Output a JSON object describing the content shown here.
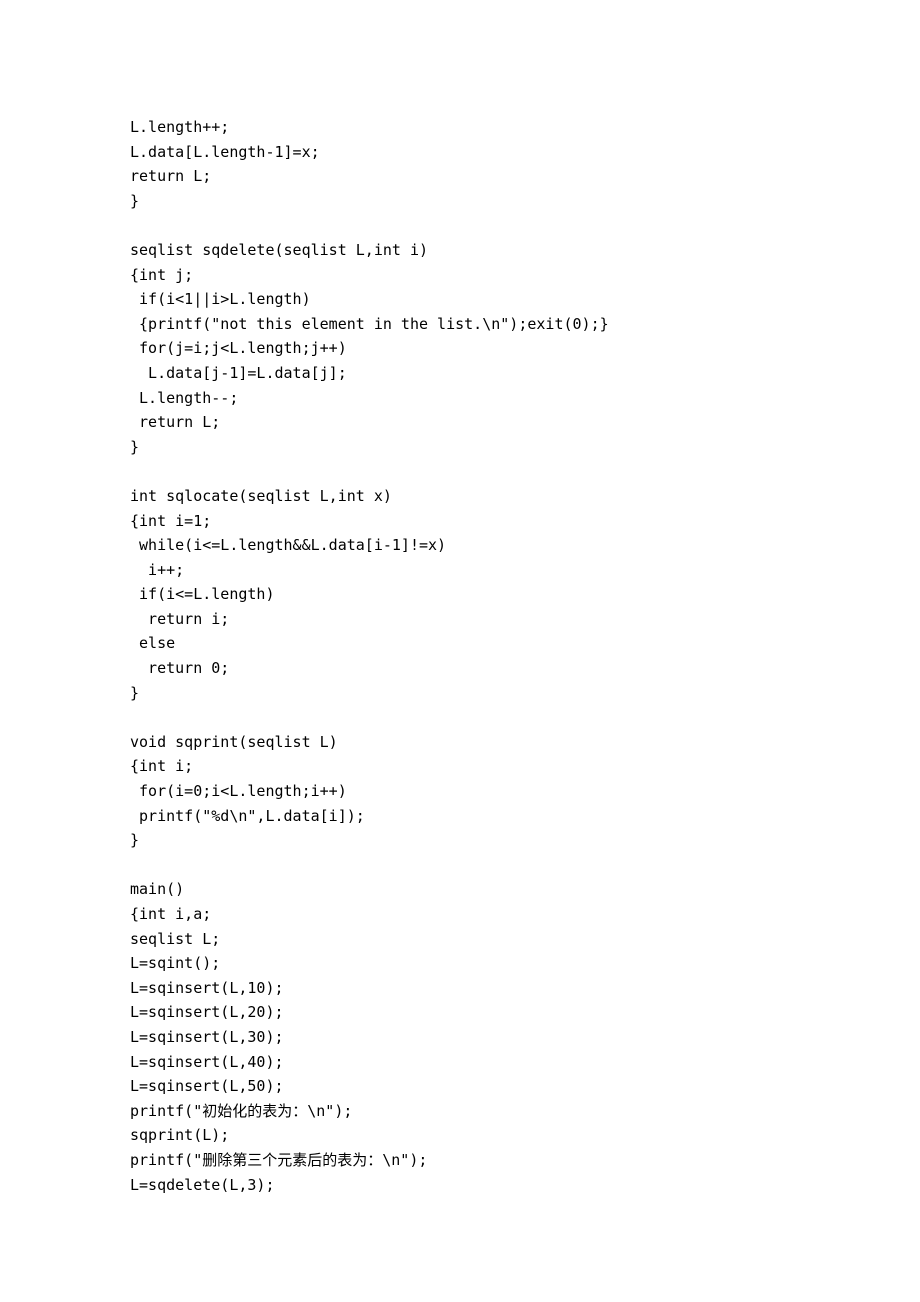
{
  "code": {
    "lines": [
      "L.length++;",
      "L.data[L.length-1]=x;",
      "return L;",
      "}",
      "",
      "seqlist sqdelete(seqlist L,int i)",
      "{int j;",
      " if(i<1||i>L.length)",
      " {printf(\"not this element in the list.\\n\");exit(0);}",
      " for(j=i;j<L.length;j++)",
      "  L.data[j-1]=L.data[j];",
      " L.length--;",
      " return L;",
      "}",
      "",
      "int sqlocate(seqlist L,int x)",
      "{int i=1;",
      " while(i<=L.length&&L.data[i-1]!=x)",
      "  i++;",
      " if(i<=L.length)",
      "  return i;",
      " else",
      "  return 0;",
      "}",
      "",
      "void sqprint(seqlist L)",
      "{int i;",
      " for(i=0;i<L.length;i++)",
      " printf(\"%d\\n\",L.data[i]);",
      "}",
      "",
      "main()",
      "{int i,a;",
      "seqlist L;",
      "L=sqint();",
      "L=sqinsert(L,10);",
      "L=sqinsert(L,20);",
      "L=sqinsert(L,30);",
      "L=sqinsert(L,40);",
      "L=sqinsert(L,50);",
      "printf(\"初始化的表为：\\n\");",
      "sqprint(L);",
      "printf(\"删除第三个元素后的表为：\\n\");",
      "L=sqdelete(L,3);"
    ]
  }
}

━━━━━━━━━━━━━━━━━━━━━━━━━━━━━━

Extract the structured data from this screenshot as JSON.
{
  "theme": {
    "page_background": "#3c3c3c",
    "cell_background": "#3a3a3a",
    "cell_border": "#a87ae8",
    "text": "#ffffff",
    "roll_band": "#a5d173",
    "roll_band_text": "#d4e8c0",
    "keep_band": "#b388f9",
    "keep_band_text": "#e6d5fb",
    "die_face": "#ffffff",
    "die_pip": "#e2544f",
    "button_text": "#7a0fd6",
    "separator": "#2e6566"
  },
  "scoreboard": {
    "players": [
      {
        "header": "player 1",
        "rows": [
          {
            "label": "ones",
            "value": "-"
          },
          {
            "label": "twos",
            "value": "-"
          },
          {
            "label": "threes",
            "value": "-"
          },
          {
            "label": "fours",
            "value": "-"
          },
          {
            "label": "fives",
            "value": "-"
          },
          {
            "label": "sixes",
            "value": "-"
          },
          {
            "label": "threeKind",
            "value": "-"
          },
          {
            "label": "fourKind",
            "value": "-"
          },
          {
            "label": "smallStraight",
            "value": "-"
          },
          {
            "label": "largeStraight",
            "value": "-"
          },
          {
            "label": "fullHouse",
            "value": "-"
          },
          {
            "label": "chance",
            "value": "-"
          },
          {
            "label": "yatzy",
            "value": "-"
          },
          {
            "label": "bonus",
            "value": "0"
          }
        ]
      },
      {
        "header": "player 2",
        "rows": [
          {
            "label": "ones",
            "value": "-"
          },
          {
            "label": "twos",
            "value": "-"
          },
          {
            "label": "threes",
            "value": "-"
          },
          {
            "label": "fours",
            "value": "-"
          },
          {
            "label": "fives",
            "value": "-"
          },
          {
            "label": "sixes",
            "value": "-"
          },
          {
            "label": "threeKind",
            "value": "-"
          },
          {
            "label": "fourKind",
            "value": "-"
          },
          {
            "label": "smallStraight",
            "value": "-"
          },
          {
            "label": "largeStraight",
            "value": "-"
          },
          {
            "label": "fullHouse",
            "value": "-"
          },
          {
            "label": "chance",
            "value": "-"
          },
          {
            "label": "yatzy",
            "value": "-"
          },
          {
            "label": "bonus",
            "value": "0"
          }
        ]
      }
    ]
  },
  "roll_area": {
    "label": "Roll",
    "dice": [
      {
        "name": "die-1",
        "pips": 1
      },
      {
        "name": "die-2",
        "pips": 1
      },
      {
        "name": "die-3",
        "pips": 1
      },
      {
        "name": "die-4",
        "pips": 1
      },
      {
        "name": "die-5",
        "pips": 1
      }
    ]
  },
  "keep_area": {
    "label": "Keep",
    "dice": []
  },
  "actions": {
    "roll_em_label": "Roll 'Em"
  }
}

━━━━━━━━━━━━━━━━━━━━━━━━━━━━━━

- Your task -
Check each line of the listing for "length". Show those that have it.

- Task output -
      "L.length++;",
      "L.data[L.length-1]=x;",
      " if(i<1||i>L.length)",
      " for(j=i;j<L.length;j++)",
      " L.length--;",
      " while(i<=L.length&&L.data[i-1]!=x)",
      " if(i<=L.length)",
      " for(i=0;i<L.length;i++)",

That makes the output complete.